The Eastern Wildway Newsletter collects some of the news and accomplishments from our partners around the Wildway. This edition from September 2017 includes stories about a pipline threatening the Appalachian Trail, the success of the Altamaha River Corridor, and a study by Chris Wolf and William Ripple at Oregon State University.
Wildlands Network responds to the USFWS’s 5-year review of the Florida panther’s endangered status: The Florida panther’s recent population growth in south Florida is encouraging, and almost certainly speaks to the genetic rescue effect generated by introduction of cougars from Texas. However, urban development continues to quickly erode prime Florida panther habitat across Florida and in other southeastern states as well. This unmitigated pattern of urban development across the region is one of several signals that the current efforts to recover the panther are inadequate for achieving the goal of recovering the Florida panther to the point where it is no longer threatened with extinction in the wild.
In these comments submitted to the USFWS, Wildlands Network’s Dr. Ron Sutherland outlines the flaws in the agency’s plan to reduce wild red wolves to a small patch of federal land in Dare County, North Carolina. Ron lays out Wildlands Network’s recommendations to combat the plan’s flawed science, including maintaining the wild red wolf population, understanding the critical ramifications of gunshot mortality for the red wolves, and not limiting the wolves to captive population. We submitted these comments to the USFWS during the open comment period for their plan to reduce the wild red wolf population.

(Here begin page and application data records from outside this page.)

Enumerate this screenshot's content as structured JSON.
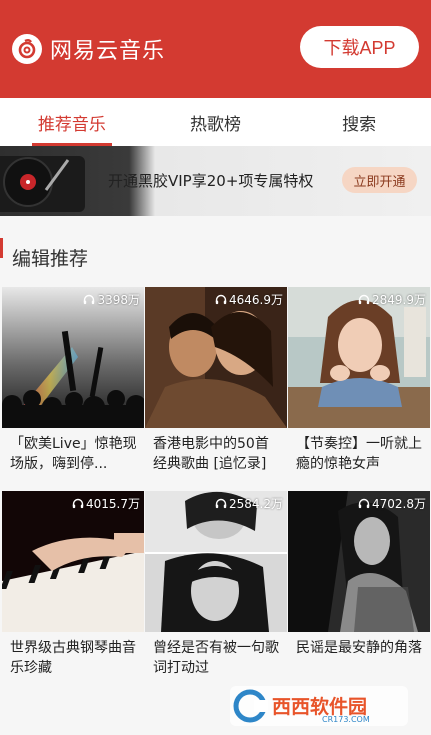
{
  "header": {
    "app_title": "网易云音乐",
    "download_label": "下载APP",
    "brand_color": "#d33a31"
  },
  "tabs": [
    {
      "label": "推荐音乐",
      "active": true
    },
    {
      "label": "热歌榜",
      "active": false
    },
    {
      "label": "搜索",
      "active": false
    }
  ],
  "banner": {
    "text": "开通黑胶VIP享20+项专属特权",
    "button_label": "立即开通"
  },
  "section": {
    "title": "编辑推荐"
  },
  "playlists": [
    {
      "plays": "3398万",
      "title": "「欧美Live」惊艳现场版，嗨到停..."
    },
    {
      "plays": "4646.9万",
      "title": "香港电影中的50首经典歌曲 [追忆录]"
    },
    {
      "plays": "2849.9万",
      "title": "【节奏控】一听就上瘾的惊艳女声"
    },
    {
      "plays": "4015.7万",
      "title": "世界级古典钢琴曲音乐珍藏"
    },
    {
      "plays": "2584.2万",
      "title": "曾经是否有被一句歌词打动过"
    },
    {
      "plays": "4702.8万",
      "title": "民谣是最安静的角落"
    }
  ],
  "watermark": {
    "text": "西西软件园",
    "subtext": "CR173.COM"
  }
}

The Eastern Wildway Newsletter collects some of the news and accomplishments from our partners around the Wildway. This edition from July 2017 includes stories about the International Conference on Ecology and Transportation and the reversal of the McKittrick Policy.

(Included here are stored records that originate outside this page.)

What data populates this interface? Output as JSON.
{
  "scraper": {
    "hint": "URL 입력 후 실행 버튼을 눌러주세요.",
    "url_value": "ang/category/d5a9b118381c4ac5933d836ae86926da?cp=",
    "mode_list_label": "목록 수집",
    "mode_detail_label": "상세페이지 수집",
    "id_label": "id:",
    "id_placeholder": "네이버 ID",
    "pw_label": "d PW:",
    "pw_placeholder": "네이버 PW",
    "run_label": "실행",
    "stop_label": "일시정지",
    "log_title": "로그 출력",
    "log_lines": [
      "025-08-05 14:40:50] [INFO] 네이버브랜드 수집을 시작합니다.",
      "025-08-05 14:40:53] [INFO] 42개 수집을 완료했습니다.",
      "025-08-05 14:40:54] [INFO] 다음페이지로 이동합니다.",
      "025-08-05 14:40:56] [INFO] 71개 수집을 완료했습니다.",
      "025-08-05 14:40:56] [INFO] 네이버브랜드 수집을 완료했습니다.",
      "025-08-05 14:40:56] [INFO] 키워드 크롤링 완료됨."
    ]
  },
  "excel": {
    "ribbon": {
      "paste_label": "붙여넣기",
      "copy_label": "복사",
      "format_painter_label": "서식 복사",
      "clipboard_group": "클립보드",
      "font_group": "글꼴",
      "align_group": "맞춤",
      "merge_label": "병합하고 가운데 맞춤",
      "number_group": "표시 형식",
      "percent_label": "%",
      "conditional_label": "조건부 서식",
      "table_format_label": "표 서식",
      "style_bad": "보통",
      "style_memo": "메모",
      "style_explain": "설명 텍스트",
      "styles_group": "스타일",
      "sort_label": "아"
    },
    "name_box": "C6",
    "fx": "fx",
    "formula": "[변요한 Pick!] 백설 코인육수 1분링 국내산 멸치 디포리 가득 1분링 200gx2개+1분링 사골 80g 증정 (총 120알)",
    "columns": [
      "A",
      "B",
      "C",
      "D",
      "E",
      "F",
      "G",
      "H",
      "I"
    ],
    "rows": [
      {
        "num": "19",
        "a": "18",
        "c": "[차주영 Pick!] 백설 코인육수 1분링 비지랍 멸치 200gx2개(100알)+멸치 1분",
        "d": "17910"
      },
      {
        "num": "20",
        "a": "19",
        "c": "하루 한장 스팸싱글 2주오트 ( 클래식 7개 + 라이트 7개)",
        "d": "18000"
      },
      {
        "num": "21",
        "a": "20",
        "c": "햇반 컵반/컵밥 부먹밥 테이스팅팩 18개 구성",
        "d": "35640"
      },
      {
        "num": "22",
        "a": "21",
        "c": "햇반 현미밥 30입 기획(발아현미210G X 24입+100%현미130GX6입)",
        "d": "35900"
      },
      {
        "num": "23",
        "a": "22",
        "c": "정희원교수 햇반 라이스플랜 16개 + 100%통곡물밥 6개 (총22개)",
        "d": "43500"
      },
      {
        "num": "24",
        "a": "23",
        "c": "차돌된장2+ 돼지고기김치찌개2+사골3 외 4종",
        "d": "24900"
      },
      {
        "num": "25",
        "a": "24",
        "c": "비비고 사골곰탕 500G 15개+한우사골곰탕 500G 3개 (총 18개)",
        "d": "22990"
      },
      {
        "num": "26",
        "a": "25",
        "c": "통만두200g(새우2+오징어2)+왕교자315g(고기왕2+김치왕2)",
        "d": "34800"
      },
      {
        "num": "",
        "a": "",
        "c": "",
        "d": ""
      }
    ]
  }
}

The Eastern Wildway Newsletter collects some of the news and accomplishments from our partners around the Wildway. This edition from May 2017 includes stories about a female panther north of the Caloosahatchee River and PBS’s film “The Forgotten Coast: Return to Wild Florida.”

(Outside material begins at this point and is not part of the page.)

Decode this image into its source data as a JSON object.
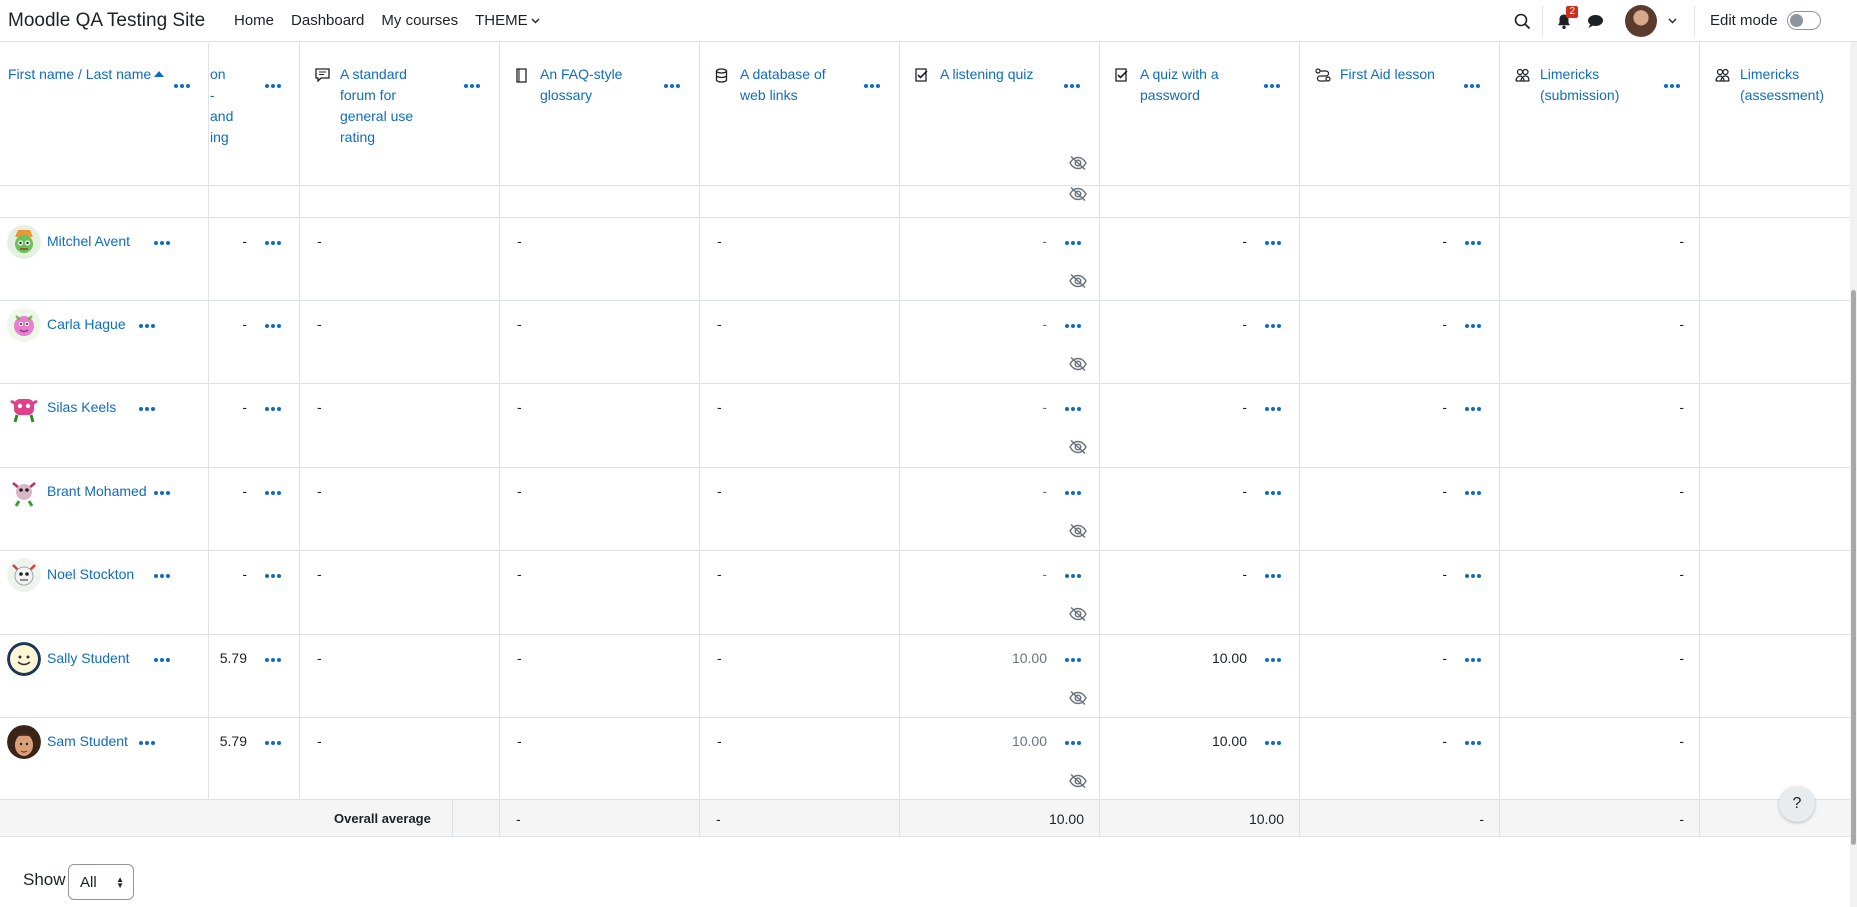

The Eastern Wildway Newsletter collects some of the news and accomplishments from our partners around the Wildway. This edition from March 2017 includes stories about the Outdoor Recreation Jobs and Economic Impact Act of 2016 and the Great Thicket National Wildlife Refuge.
The Eastern Wildway Newsletter collects some of the news and accomplishments from our partners around the Wildway. This edition from February 2017 includes stories about the Wildlife Corridors Conservation Act, the proposed Mountain Valley Pipeline, and the designation of the Katahdin Woods and Waters National Monument.
In this study, we identify priority road segments across North Carolina using a suite of characteristics that predicts where wildlife and transportation conflict is greatest. We did this through the development of large, small, and all species models that integrate numerous road characteristics, such as traffic volume, species-specific connectivity data, and proximity to protected natural areas. The models provide a comprehensive outlook on roadways most deserving of intervention for wildlife, nuanced enough to help identify which mitigation structures or retrofits would be most appropriate for the particular species involved.
This is a summary of a report prepared for the South Atlantic Landscape Conservation Cooperative, describing a connectivity assessment conducted for the U.S. Southeast region (Virginia to Florida) for 7 focal species: timber rattlesnake, diamondback rattlesnake, pine snake, box turtle, Florida panther, red wolf, and black bear. The results look at both the current landscape and forecasted landscape changes due to sea level rise and development pressures. For the full report, contact our Eastern Wildway staff.
In a report prepared for the Southeast Climate Science Center, we describe a connectivity assessment of the U.S. Southeast (Virginia to Florida and across to Texas) for 3 focal species: timber rattlesnake, black bear, and Rafinesque’s big-eared bat.
The Florida panther is the last subspecies of Puma still surviving in the eastern United States. Historically occurring throughout the southeastern United States, today the panther is restricted to less than 5% of its historic range in one breeding population located in south Florida. The goal of this recovery plan is to achieve long-term viability of the Florida panther to a point where it can be reclassified from endangered to threatened, and then removed from the Federal List of endangered and threatened species.